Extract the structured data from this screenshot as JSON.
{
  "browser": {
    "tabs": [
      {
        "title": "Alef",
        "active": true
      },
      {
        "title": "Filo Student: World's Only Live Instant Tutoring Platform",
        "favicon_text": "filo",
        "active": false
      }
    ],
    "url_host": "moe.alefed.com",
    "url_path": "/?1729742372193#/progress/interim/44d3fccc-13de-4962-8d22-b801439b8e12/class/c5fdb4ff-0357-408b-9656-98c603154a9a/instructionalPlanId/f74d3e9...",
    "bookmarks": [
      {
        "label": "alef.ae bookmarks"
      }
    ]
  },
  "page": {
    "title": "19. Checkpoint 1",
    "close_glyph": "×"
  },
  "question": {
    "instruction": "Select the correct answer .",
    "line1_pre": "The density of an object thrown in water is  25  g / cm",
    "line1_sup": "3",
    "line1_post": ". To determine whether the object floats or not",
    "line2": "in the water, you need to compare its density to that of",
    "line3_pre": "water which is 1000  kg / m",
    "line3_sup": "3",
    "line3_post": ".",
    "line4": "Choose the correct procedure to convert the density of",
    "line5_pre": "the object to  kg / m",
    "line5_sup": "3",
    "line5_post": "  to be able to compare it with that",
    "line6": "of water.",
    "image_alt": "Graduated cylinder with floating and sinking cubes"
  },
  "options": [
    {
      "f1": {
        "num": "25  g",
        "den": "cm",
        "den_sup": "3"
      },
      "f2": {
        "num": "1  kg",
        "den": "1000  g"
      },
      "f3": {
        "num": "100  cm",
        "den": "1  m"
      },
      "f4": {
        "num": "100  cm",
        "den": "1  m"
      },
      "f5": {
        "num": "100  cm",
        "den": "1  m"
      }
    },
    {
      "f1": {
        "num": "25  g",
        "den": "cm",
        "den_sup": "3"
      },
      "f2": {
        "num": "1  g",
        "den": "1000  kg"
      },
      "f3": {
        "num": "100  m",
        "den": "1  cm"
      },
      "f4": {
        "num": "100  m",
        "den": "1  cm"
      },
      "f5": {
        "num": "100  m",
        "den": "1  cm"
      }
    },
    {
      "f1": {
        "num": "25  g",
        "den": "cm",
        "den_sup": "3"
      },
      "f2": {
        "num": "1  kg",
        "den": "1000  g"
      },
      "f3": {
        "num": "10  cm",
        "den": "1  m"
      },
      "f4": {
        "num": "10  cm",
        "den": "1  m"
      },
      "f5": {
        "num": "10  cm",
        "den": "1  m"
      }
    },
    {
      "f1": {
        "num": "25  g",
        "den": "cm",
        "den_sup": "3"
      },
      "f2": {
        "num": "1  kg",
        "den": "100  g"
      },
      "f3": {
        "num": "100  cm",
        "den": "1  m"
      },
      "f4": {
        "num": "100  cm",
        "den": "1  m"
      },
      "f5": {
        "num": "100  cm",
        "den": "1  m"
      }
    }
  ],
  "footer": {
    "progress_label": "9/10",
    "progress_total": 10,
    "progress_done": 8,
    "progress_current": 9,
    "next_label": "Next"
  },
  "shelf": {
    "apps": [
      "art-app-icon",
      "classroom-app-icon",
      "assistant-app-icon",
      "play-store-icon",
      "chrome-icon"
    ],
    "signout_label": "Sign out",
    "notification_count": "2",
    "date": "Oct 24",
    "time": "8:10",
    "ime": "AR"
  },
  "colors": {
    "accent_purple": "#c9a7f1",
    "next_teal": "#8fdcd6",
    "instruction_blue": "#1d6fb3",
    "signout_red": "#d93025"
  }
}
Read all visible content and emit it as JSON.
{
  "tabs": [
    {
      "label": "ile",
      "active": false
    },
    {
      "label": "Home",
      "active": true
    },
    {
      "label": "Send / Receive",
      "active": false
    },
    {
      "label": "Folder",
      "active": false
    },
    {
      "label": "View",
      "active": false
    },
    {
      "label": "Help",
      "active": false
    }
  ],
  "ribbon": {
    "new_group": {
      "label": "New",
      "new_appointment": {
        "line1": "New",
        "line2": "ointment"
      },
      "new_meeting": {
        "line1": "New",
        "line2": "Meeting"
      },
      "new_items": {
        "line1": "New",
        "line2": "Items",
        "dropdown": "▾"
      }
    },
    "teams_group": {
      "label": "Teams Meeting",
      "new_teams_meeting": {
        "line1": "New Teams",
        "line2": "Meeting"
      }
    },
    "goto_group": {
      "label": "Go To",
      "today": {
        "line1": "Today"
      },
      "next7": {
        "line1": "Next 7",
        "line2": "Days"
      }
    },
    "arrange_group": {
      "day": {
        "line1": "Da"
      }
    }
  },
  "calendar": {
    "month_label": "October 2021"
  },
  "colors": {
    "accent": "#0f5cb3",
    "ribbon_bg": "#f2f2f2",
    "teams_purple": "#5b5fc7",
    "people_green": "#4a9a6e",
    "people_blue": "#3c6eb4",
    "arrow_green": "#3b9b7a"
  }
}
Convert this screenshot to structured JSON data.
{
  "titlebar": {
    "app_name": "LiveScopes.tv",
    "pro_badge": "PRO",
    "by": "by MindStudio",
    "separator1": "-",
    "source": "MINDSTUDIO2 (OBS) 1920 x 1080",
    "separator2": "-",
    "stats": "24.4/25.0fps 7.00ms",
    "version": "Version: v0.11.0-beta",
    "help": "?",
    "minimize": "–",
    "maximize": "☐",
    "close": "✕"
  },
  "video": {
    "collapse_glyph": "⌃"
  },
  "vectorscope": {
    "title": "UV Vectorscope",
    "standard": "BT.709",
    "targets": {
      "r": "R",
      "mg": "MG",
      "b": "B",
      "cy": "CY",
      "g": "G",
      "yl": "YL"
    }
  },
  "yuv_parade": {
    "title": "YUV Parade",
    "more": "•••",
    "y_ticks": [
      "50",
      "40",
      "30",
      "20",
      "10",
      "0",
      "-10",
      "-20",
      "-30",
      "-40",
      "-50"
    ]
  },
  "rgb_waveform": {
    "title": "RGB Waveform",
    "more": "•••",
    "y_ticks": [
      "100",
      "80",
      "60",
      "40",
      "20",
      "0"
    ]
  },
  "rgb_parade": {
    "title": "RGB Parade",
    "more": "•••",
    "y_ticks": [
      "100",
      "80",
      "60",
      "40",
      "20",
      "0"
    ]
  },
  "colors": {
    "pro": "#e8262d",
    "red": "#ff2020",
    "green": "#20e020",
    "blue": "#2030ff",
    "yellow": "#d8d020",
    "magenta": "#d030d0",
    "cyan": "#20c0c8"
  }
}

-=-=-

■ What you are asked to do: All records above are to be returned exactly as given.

■ Answer section:
Extract the structured data from this screenshot as JSON.
{
  "browser": {
    "tabs": [
      {
        "title": "Alef",
        "active": true
      },
      {
        "title": "Filo Student: World's Only Live Instant Tutoring Platform",
        "favicon_text": "filo",
        "active": false
      }
    ],
    "url_host": "moe.alefed.com",
    "url_path": "/?1729742372193#/progress/interim/44d3fccc-13de-4962-8d22-b801439b8e12/class/c5fdb4ff-0357-408b-9656-98c603154a9a/instructionalPlanId/f74d3e9...",
    "bookmarks": [
      {
        "label": "alef.ae bookmarks"
      }
    ]
  },
  "page": {
    "title": "19. Checkpoint 1",
    "close_glyph": "×"
  },
  "question": {
    "instruction": "Select the correct answer .",
    "line1_pre": "The density of an object thrown in water is  25  g / cm",
    "line1_sup": "3",
    "line1_post": ". To determine whether the object floats or not",
    "line2": "in the water, you need to compare its density to that of",
    "line3_pre": "water which is 1000  kg / m",
    "line3_sup": "3",
    "line3_post": ".",
    "line4": "Choose the correct procedure to convert the density of",
    "line5_pre": "the object to  kg / m",
    "line5_sup": "3",
    "line5_post": "  to be able to compare it with that",
    "line6": "of water.",
    "image_alt": "Graduated cylinder with floating and sinking cubes"
  },
  "options": [
    {
      "f1": {
        "num": "25  g",
        "den": "cm",
        "den_sup": "3"
      },
      "f2": {
        "num": "1  kg",
        "den": "1000  g"
      },
      "f3": {
        "num": "100  cm",
        "den": "1  m"
      },
      "f4": {
        "num": "100  cm",
        "den": "1  m"
      },
      "f5": {
        "num": "100  cm",
        "den": "1  m"
      }
    },
    {
      "f1": {
        "num": "25  g",
        "den": "cm",
        "den_sup": "3"
      },
      "f2": {
        "num": "1  g",
        "den": "1000  kg"
      },
      "f3": {
        "num": "100  m",
        "den": "1  cm"
      },
      "f4": {
        "num": "100  m",
        "den": "1  cm"
      },
      "f5": {
        "num": "100  m",
        "den": "1  cm"
      }
    },
    {
      "f1": {
        "num": "25  g",
        "den": "cm",
        "den_sup": "3"
      },
      "f2": {
        "num": "1  kg",
        "den": "1000  g"
      },
      "f3": {
        "num": "10  cm",
        "den": "1  m"
      },
      "f4": {
        "num": "10  cm",
        "den": "1  m"
      },
      "f5": {
        "num": "10  cm",
        "den": "1  m"
      }
    },
    {
      "f1": {
        "num": "25  g",
        "den": "cm",
        "den_sup": "3"
      },
      "f2": {
        "num": "1  kg",
        "den": "100  g"
      },
      "f3": {
        "num": "100  cm",
        "den": "1  m"
      },
      "f4": {
        "num": "100  cm",
        "den": "1  m"
      },
      "f5": {
        "num": "100  cm",
        "den": "1  m"
      }
    }
  ],
  "footer": {
    "progress_label": "9/10",
    "progress_total": 10,
    "progress_done": 8,
    "progress_current": 9,
    "next_label": "Next"
  },
  "shelf": {
    "apps": [
      "art-app-icon",
      "classroom-app-icon",
      "assistant-app-icon",
      "play-store-icon",
      "chrome-icon"
    ],
    "signout_label": "Sign out",
    "notification_count": "2",
    "date": "Oct 24",
    "time": "8:10",
    "ime": "AR"
  },
  "colors": {
    "accent_purple": "#c9a7f1",
    "next_teal": "#8fdcd6",
    "instruction_blue": "#1d6fb3",
    "signout_red": "#d93025"
  }
}
Read all visible content and emit it as JSON.
{
  "tabs": [
    {
      "label": "ile",
      "active": false
    },
    {
      "label": "Home",
      "active": true
    },
    {
      "label": "Send / Receive",
      "active": false
    },
    {
      "label": "Folder",
      "active": false
    },
    {
      "label": "View",
      "active": false
    },
    {
      "label": "Help",
      "active": false
    }
  ],
  "ribbon": {
    "new_group": {
      "label": "New",
      "new_appointment": {
        "line1": "New",
        "line2": "ointment"
      },
      "new_meeting": {
        "line1": "New",
        "line2": "Meeting"
      },
      "new_items": {
        "line1": "New",
        "line2": "Items",
        "dropdown": "▾"
      }
    },
    "teams_group": {
      "label": "Teams Meeting",
      "new_teams_meeting": {
        "line1": "New Teams",
        "line2": "Meeting"
      }
    },
    "goto_group": {
      "label": "Go To",
      "today": {
        "line1": "Today"
      },
      "next7": {
        "line1": "Next 7",
        "line2": "Days"
      }
    },
    "arrange_group": {
      "day": {
        "line1": "Da"
      }
    }
  },
  "calendar": {
    "month_label": "October 2021"
  },
  "colors": {
    "accent": "#0f5cb3",
    "ribbon_bg": "#f2f2f2",
    "teams_purple": "#5b5fc7",
    "people_green": "#4a9a6e",
    "people_blue": "#3c6eb4",
    "arrow_green": "#3b9b7a"
  }
}
Convert this screenshot to structured JSON data.
{
  "titlebar": {
    "app_name": "LiveScopes.tv",
    "pro_badge": "PRO",
    "by": "by MindStudio",
    "separator1": "-",
    "source": "MINDSTUDIO2 (OBS) 1920 x 1080",
    "separator2": "-",
    "stats": "24.4/25.0fps 7.00ms",
    "version": "Version: v0.11.0-beta",
    "help": "?",
    "minimize": "–",
    "maximize": "☐",
    "close": "✕"
  },
  "video": {
    "collapse_glyph": "⌃"
  },
  "vectorscope": {
    "title": "UV Vectorscope",
    "standard": "BT.709",
    "targets": {
      "r": "R",
      "mg": "MG",
      "b": "B",
      "cy": "CY",
      "g": "G",
      "yl": "YL"
    }
  },
  "yuv_parade": {
    "title": "YUV Parade",
    "more": "•••",
    "y_ticks": [
      "50",
      "40",
      "30",
      "20",
      "10",
      "0",
      "-10",
      "-20",
      "-30",
      "-40",
      "-50"
    ]
  },
  "rgb_waveform": {
    "title": "RGB Waveform",
    "more": "•••",
    "y_ticks": [
      "100",
      "80",
      "60",
      "40",
      "20",
      "0"
    ]
  },
  "rgb_parade": {
    "title": "RGB Parade",
    "more": "•••",
    "y_ticks": [
      "100",
      "80",
      "60",
      "40",
      "20",
      "0"
    ]
  },
  "colors": {
    "pro": "#e8262d",
    "red": "#ff2020",
    "green": "#20e020",
    "blue": "#2030ff",
    "yellow": "#d8d020",
    "magenta": "#d030d0",
    "cyan": "#20c0c8"
  }
}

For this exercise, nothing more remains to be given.